Thousands of bands define it as a word of angst, relating the word to those who feel alone in this world. However, many times those people who are "alone" are accompanied by friends, are noticed by society.

Casper Lauren was invisible.

Since the age of six, it was discovered that Casper could no longer speak, losing his ability to control his vocal chords after a tragic car accident that killed his grandmother. His parents, having loved the boy, seemed to push the traumatic event from their minds by the celebration of another child. They had two, and with the excuse of another they could push the boy who had no ability to express himself into the corner of their minds.
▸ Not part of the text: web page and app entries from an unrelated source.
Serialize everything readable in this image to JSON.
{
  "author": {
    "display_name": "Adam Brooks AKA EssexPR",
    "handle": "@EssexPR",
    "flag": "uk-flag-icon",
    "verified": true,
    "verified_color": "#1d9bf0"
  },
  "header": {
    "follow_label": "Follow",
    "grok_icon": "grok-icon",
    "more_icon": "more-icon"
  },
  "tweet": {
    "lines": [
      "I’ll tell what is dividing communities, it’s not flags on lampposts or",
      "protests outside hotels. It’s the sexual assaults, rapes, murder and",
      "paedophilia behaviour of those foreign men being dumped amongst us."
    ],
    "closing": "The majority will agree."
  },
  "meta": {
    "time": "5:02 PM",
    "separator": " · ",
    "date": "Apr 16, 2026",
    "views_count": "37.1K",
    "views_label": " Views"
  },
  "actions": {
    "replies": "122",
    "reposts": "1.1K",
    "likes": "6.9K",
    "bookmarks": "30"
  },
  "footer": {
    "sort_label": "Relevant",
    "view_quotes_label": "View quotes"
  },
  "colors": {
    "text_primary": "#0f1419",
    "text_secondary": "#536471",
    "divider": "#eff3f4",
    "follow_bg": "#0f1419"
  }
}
They loved him, but they could no longer bare to witness something that could have been prevented had they taken the responsibility to stop it.
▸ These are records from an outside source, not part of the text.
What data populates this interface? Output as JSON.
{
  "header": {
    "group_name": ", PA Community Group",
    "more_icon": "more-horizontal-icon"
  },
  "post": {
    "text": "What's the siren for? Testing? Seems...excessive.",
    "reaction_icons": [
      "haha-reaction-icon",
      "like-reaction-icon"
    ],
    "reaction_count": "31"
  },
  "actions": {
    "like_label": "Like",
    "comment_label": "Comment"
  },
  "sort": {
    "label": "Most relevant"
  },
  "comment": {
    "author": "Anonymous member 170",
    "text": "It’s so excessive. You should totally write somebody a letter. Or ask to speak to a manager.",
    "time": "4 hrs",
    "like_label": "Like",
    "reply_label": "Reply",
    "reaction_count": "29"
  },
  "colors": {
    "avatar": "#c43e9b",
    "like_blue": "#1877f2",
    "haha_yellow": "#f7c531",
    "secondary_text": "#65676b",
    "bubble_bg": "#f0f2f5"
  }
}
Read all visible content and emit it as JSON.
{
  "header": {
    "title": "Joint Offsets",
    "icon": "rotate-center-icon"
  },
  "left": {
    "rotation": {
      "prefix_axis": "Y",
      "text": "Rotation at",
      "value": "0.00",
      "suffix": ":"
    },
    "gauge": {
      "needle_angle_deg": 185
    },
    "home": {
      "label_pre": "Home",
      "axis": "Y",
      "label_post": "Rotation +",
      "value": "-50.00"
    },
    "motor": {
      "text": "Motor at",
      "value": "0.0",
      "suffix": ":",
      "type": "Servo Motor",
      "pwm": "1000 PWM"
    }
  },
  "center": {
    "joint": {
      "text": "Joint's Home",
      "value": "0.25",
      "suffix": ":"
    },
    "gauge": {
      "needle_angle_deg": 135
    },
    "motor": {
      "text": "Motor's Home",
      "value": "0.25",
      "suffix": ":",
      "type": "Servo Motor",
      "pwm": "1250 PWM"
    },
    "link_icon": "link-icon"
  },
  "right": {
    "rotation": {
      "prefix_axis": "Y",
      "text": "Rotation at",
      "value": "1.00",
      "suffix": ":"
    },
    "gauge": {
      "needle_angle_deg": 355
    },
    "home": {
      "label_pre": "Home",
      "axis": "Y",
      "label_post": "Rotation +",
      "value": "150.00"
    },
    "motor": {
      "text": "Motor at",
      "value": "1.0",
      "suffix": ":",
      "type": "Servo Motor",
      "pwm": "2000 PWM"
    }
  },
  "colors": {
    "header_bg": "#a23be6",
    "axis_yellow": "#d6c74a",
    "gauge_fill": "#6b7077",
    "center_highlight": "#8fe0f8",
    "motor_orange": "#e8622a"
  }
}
Three children later, and the family was running smoothly. The eldest boy, Johnathan Lauren, had become the star quarterback for the local college team, bringing home many trophies and receiving a full ride to school. The youngest, Max Lauren, quickly excelled in his studies, taking home the prize for every science fair in the county. Not to mention that the two Lauren boys had records of making varsity sports teams and high grades. Heck, both were class presidents.

As for the middle child, Casper did not excel in sports or his studies. He did not bring home outstanding awards for grades, only average in the categories that most people deemed important. His parents, though never forgetting he existed, did not bother to scold failed tests. They did not go to his parent meetings, and they did not attend any event in which Casper might take part.

Because of his lack of voice, Casper had become a genius with one thing, the camera. At one point he had tried to show his parents the achievements, but as each of his brothers seemed to perform outstanding acts, he gave up. His room was empty of the awards, all of his photos and medals stored neatly into boxes in his closet.

Casper figured they felt guilty, for allowing him to get into the car with a woman whose license had been taken away. Unfortunately, they suppressed the guilt by pretending he didn't exist all together.

Another thing that made him less noticeable than his brothers (in his mind) was his build. Both brothers were tall, muscular, and had every female head turning in awe. Casper? He was small, smaller than his younger brother, scrawny. His skin was smooth, and he was fragile. If even the slightest of pressure was placed on the boy, the skin would bruise.

Unlike his brothers dirty blond hair, the boy had hair as dark as night. John and Max both had inherited their mother's green eyes, while he had been tortured with the bright blue eyes of his deceased grandmother. No matter how hard he tried, Casper could not escape her memory.

His invisibility would easily be seen to anyone who cared to stare long enough into his life.

One morning, when Casper awoke and wandered into the kitchen, he found a note.

The tears sprung to life so quickly that the boy even surprised himself, not sure why he wasn't used to the news that he received. His family was gone for the day, off to Johnathan's tailgate party before the big game.

He moved towards the fridge, having dropped the note rather than giving into the urge to rip it into bits. On the top shelf sat a cake, the smudged writing congratulating the boy, doing nothing but leaving a lump in his throat that he could not swallow. Casper knew what this was for, a reminder of his life.

Moving up the stairs the boy dropped back into his bed, listening to the silence of the house. He began to count the stars he had stuck to his ceiling, the ones that glowed in the darkness of his room. Casper had installed dark curtains to block out the sun, a relaxing thing for the male.

Inwardly he sighed, opening his mouth as if speaking. They formed the words he was used to saying to himself, 'happy birthday Casper.'


Casper Lauren was invisible.

But that was about to change.